WHAT YOU NEED TO DO => Find each line below where the word "screenshot" occurs, and copy it.
==== DATA ====
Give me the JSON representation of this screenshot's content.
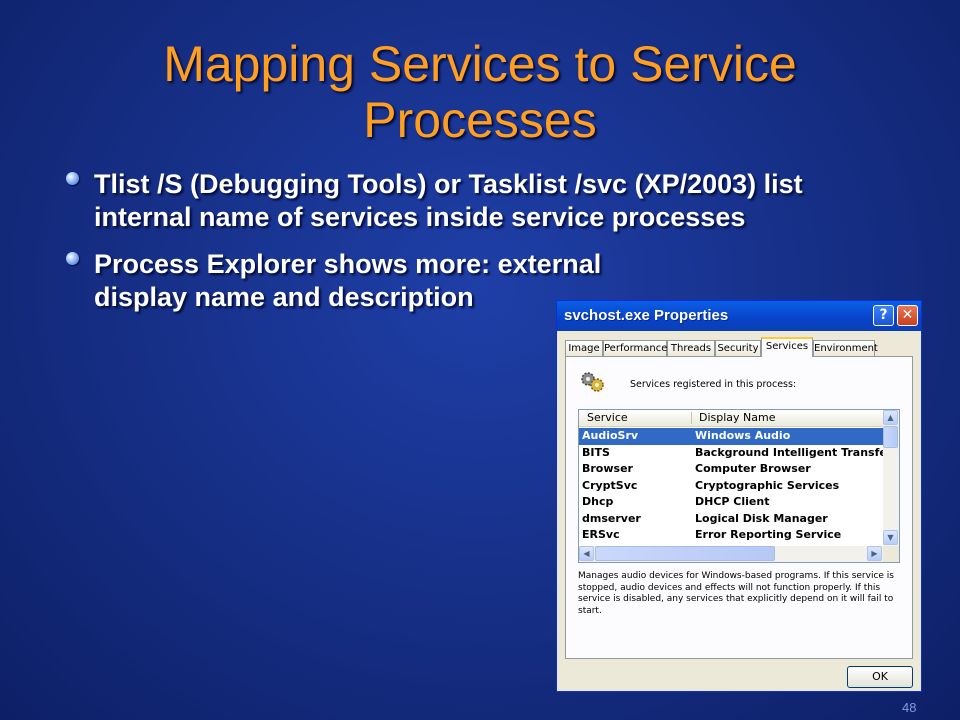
{
  "slide": {
    "title": "Mapping Services to Service Processes",
    "bullets": [
      "Tlist /S (Debugging Tools) or Tasklist /svc (XP/2003) list internal name of services inside service processes",
      "Process Explorer shows more: external display name and description"
    ],
    "page_number": "48"
  },
  "window": {
    "title": "svchost.exe Properties",
    "help_glyph": "?",
    "close_glyph": "✕",
    "tabs": [
      "Image",
      "Performance",
      "Threads",
      "Security",
      "Services",
      "Environment"
    ],
    "active_tab": "Services",
    "registered_label": "Services registered in this process:",
    "columns": [
      "Service",
      "Display Name"
    ],
    "rows": [
      {
        "service": "AudioSrv",
        "display": "Windows Audio",
        "selected": true
      },
      {
        "service": "BITS",
        "display": "Background Intelligent Transfe"
      },
      {
        "service": "Browser",
        "display": "Computer Browser"
      },
      {
        "service": "CryptSvc",
        "display": "Cryptographic Services"
      },
      {
        "service": "Dhcp",
        "display": "DHCP Client"
      },
      {
        "service": "dmserver",
        "display": "Logical Disk Manager"
      },
      {
        "service": "ERSvc",
        "display": "Error Reporting Service"
      }
    ],
    "description": "Manages audio devices for Windows-based programs. If this service is stopped, audio devices and effects will not function properly. If this service is disabled, any services that explicitly depend on it will fail to start.",
    "ok_label": "OK"
  },
  "colors": {
    "title_orange": "#ff9e1f",
    "background_blue": "#17318a",
    "selection_blue": "#316ac5"
  }
}
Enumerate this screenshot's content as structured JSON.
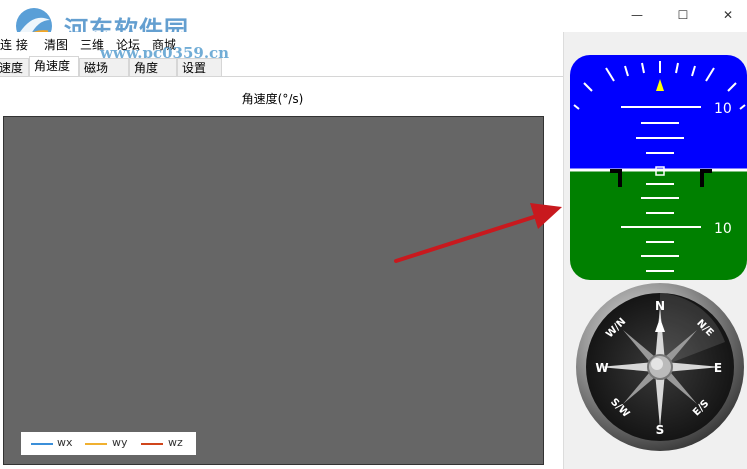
{
  "window": {
    "watermark_title": "河东软件园",
    "watermark_url": "www.pc0359.cn",
    "minimize_glyph": "—",
    "maximize_glyph": "☐",
    "close_glyph": "✕"
  },
  "menu": {
    "items": [
      "连  接",
      "清图",
      "三维",
      "论坛",
      "商城"
    ]
  },
  "tabs": [
    {
      "label": "加速度"
    },
    {
      "label": "角速度"
    },
    {
      "label": "磁场"
    },
    {
      "label": "角度"
    },
    {
      "label": "设置"
    }
  ],
  "chart": {
    "title": "角速度(°/s)",
    "legend": [
      {
        "name": "wx",
        "color": "#3b8fd9"
      },
      {
        "name": "wy",
        "color": "#f0b030"
      },
      {
        "name": "wz",
        "color": "#d0451b"
      }
    ]
  },
  "chart_data": {
    "type": "line",
    "title": "角速度(°/s)",
    "series": [
      {
        "name": "wx",
        "values": []
      },
      {
        "name": "wy",
        "values": []
      },
      {
        "name": "wz",
        "values": []
      }
    ],
    "grid": false,
    "legend_position": "bottom-left",
    "background": "#666666"
  },
  "attitude": {
    "pitch_label_top": "10",
    "pitch_label_bottom": "10",
    "sky_color": "#0000ff",
    "ground_color": "#008000"
  },
  "compass": {
    "n": "N",
    "ne": "N/E",
    "e": "E",
    "se": "E/S",
    "s": "S",
    "sw": "S/W",
    "w": "W",
    "nw": "W/N"
  }
}
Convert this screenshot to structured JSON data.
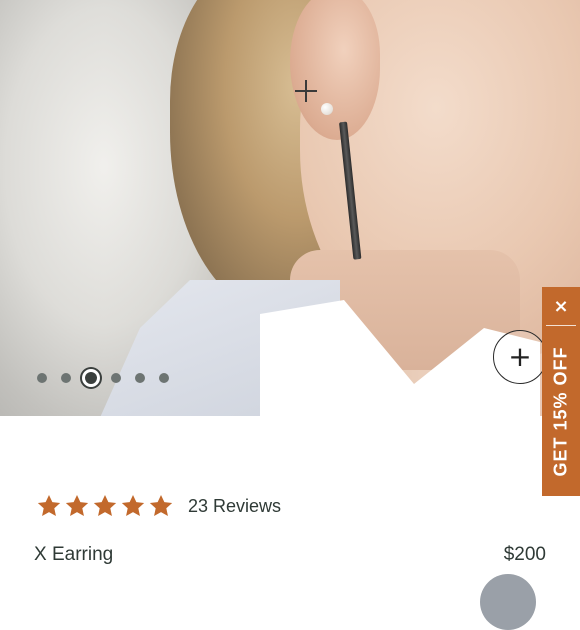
{
  "gallery": {
    "dot_count": 6,
    "active_index": 2,
    "zoom_icon": "plus-icon"
  },
  "promo": {
    "label": "GET 15% OFF",
    "close_glyph": "×",
    "color": "#c2692c"
  },
  "product": {
    "rating": 5,
    "reviews_label": "23 Reviews",
    "name": "X Earring",
    "price": "$200",
    "star_color": "#c2692c"
  }
}
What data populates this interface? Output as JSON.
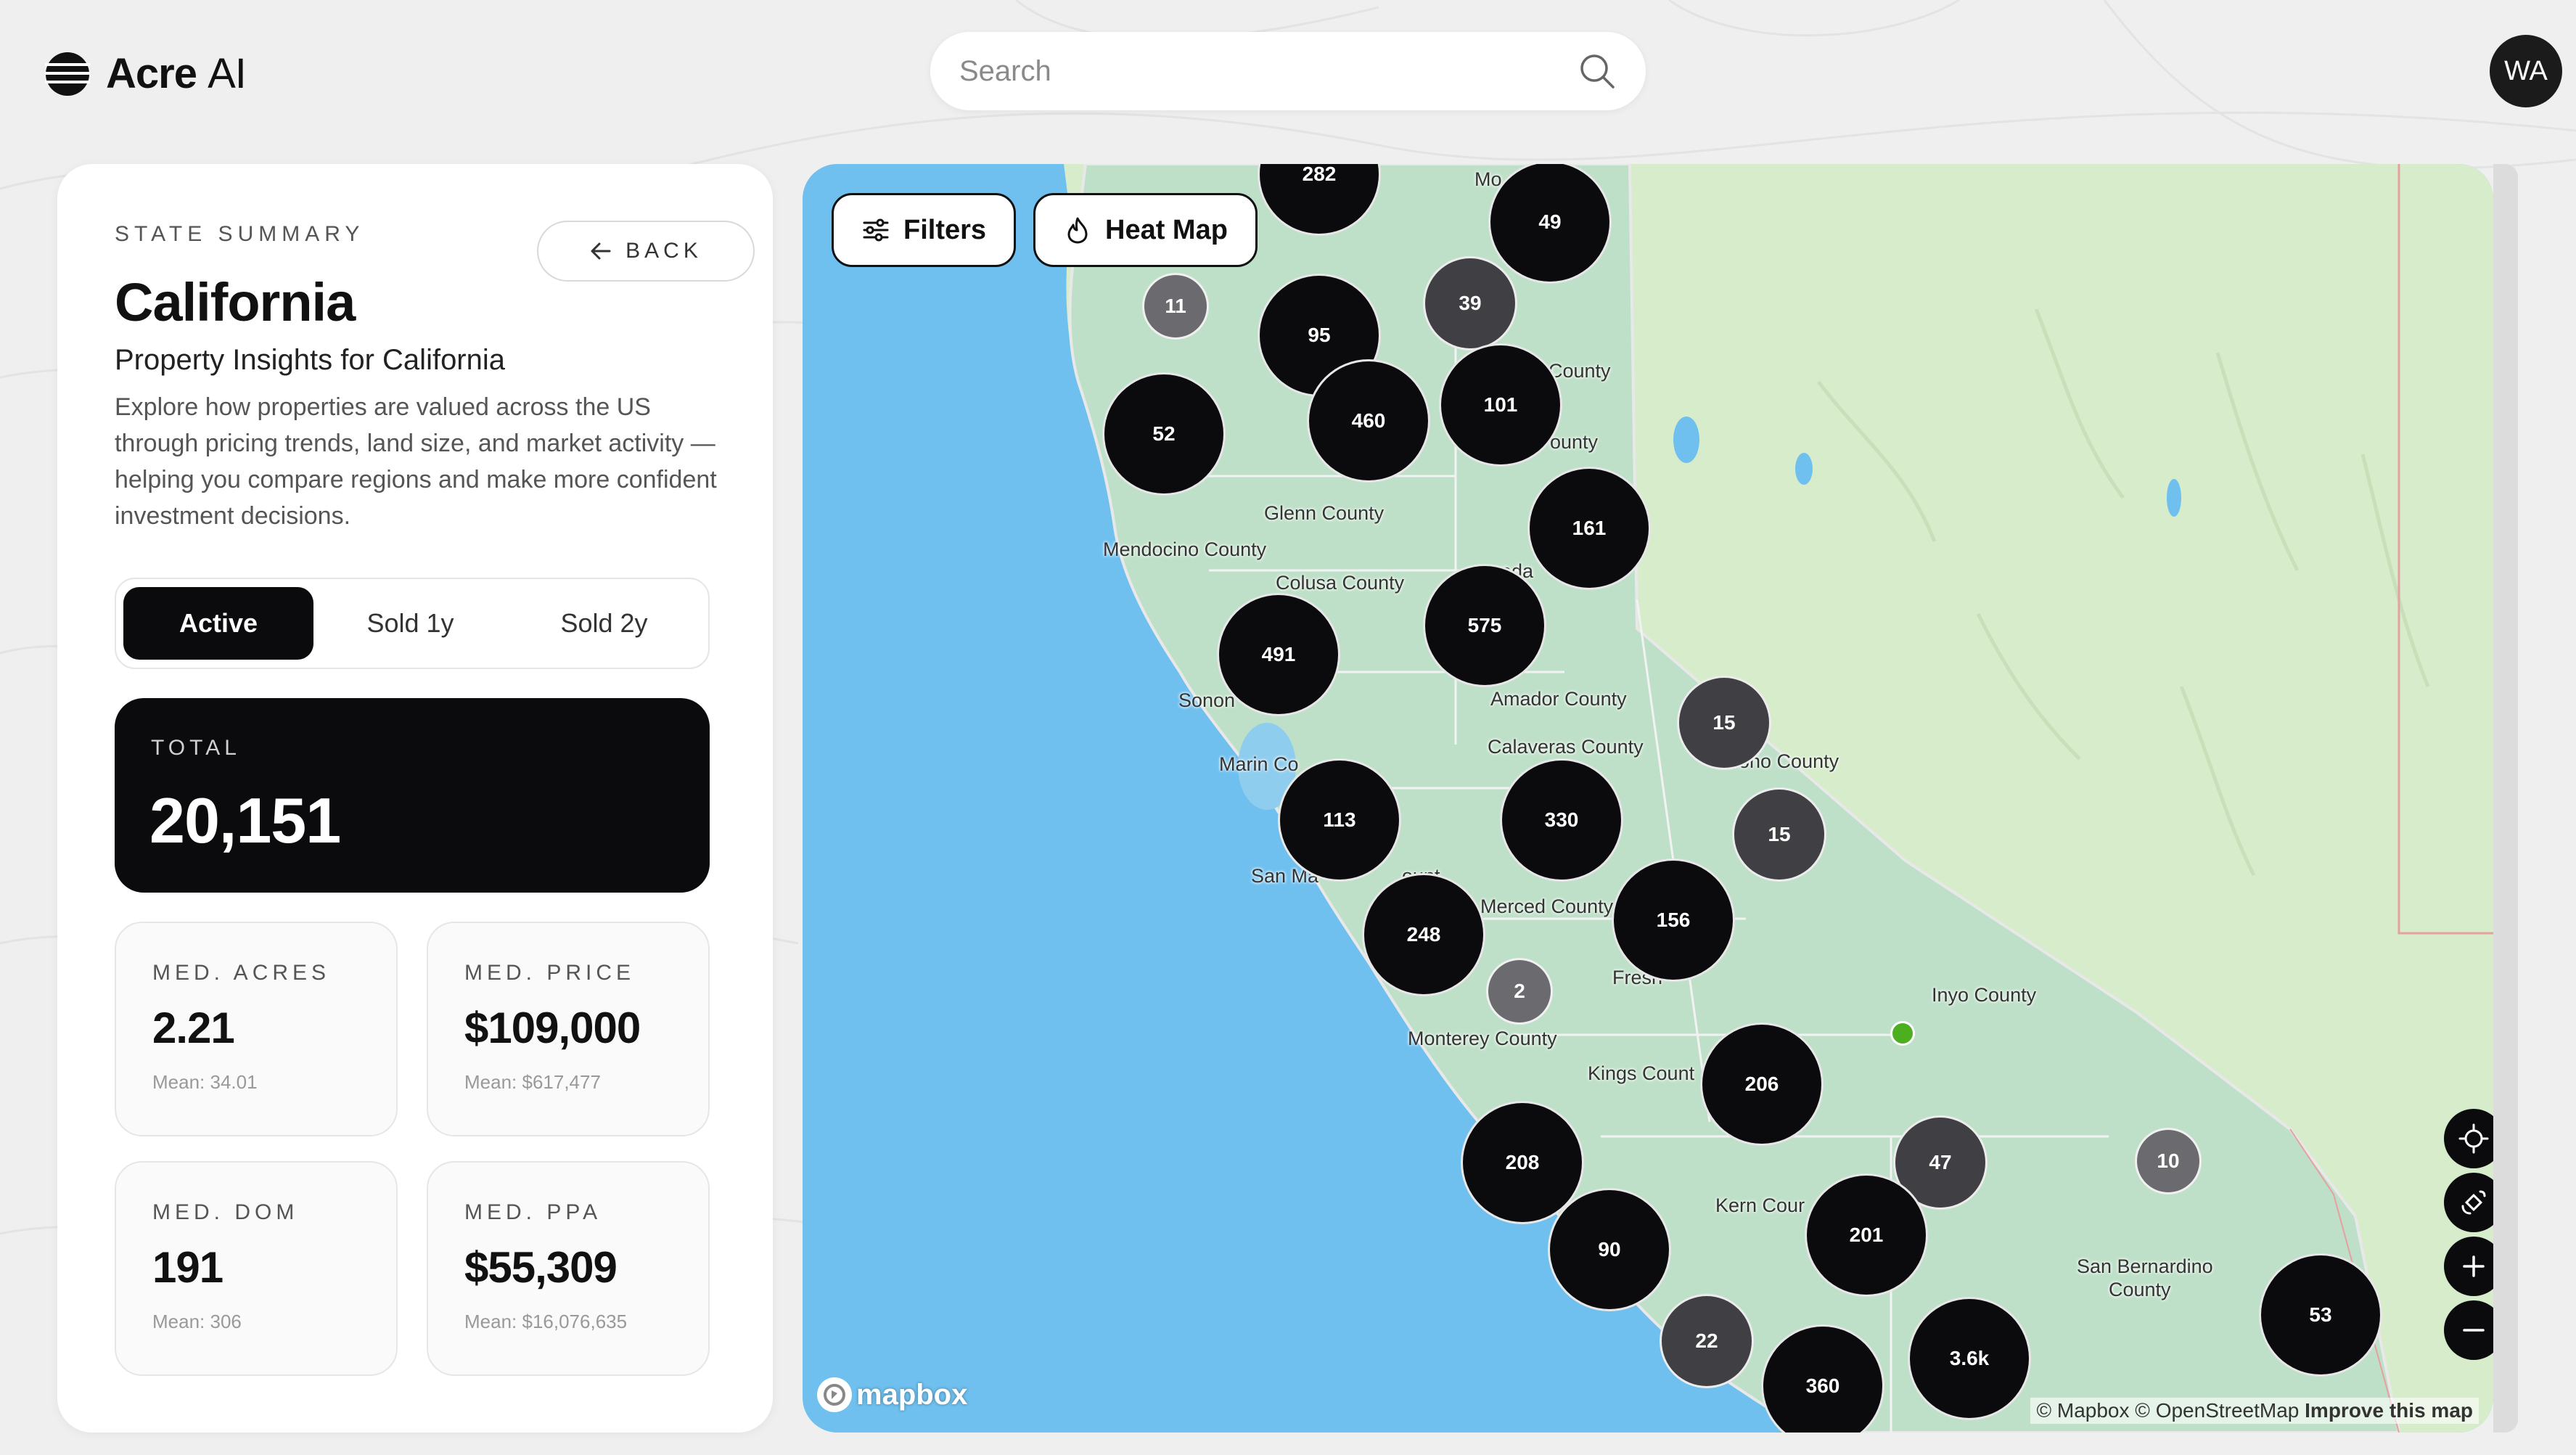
{
  "app": {
    "brand": "Acre",
    "brand_suffix": "AI",
    "search_placeholder": "Search",
    "user_initials": "WA"
  },
  "panel": {
    "eyebrow": "STATE SUMMARY",
    "back_label": "BACK",
    "state": "California",
    "subtitle": "Property Insights for California",
    "description": "Explore how properties are valued across the US through pricing trends, land size, and market activity — helping you compare regions and make more confident investment decisions.",
    "tabs": [
      {
        "label": "Active",
        "selected": true
      },
      {
        "label": "Sold 1y",
        "selected": false
      },
      {
        "label": "Sold 2y",
        "selected": false
      }
    ],
    "total": {
      "label": "TOTAL",
      "value": "20,151"
    },
    "stats": [
      {
        "label": "MED. ACRES",
        "value": "2.21",
        "mean": "Mean: 34.01"
      },
      {
        "label": "MED. PRICE",
        "value": "$109,000",
        "mean": "Mean: $617,477"
      },
      {
        "label": "MED. DOM",
        "value": "191",
        "mean": "Mean: 306"
      },
      {
        "label": "MED. PPA",
        "value": "$55,309",
        "mean": "Mean: $16,076,635"
      }
    ]
  },
  "map": {
    "filters_label": "Filters",
    "heatmap_label": "Heat Map",
    "mapbox_label": "mapbox",
    "attribution": {
      "mapbox": "© Mapbox",
      "osm": "© OpenStreetMap",
      "improve": "Improve this map"
    },
    "clusters": [
      "282",
      "49",
      "11",
      "39",
      "95",
      "460",
      "101",
      "52",
      "161",
      "575",
      "491",
      "15",
      "113",
      "330",
      "15",
      "156",
      "248",
      "2",
      "206",
      "208",
      "47",
      "10",
      "90",
      "201",
      "53",
      "22",
      "360",
      "3.6k"
    ],
    "county_labels": [
      "Glenn County",
      "Mendocino County",
      "Colusa County",
      "Amador County",
      "Calaveras County",
      "Marin Co",
      "Sonon",
      "San Ma",
      "Merced County",
      "Fresn",
      "Monterey County",
      "Kings Count",
      "Kern Cour",
      "Inyo County",
      "San Bernardino",
      "County",
      "County",
      "ounty",
      "ono County",
      "Mo",
      "ada",
      "ount"
    ],
    "colors": {
      "ocean": "#6fc0ef",
      "land": "#cfe8c8",
      "california": "#b9dcc4",
      "cluster_dark": "#0b0b0d",
      "cluster_mid": "#404044",
      "marker_green": "#4caf20"
    }
  }
}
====
SOLVED EXERCISE =>
Give me the JSON representation of this screenshot's content.
Enumerate this screenshot's content as structured JSON.
Convert this screenshot to structured JSON data.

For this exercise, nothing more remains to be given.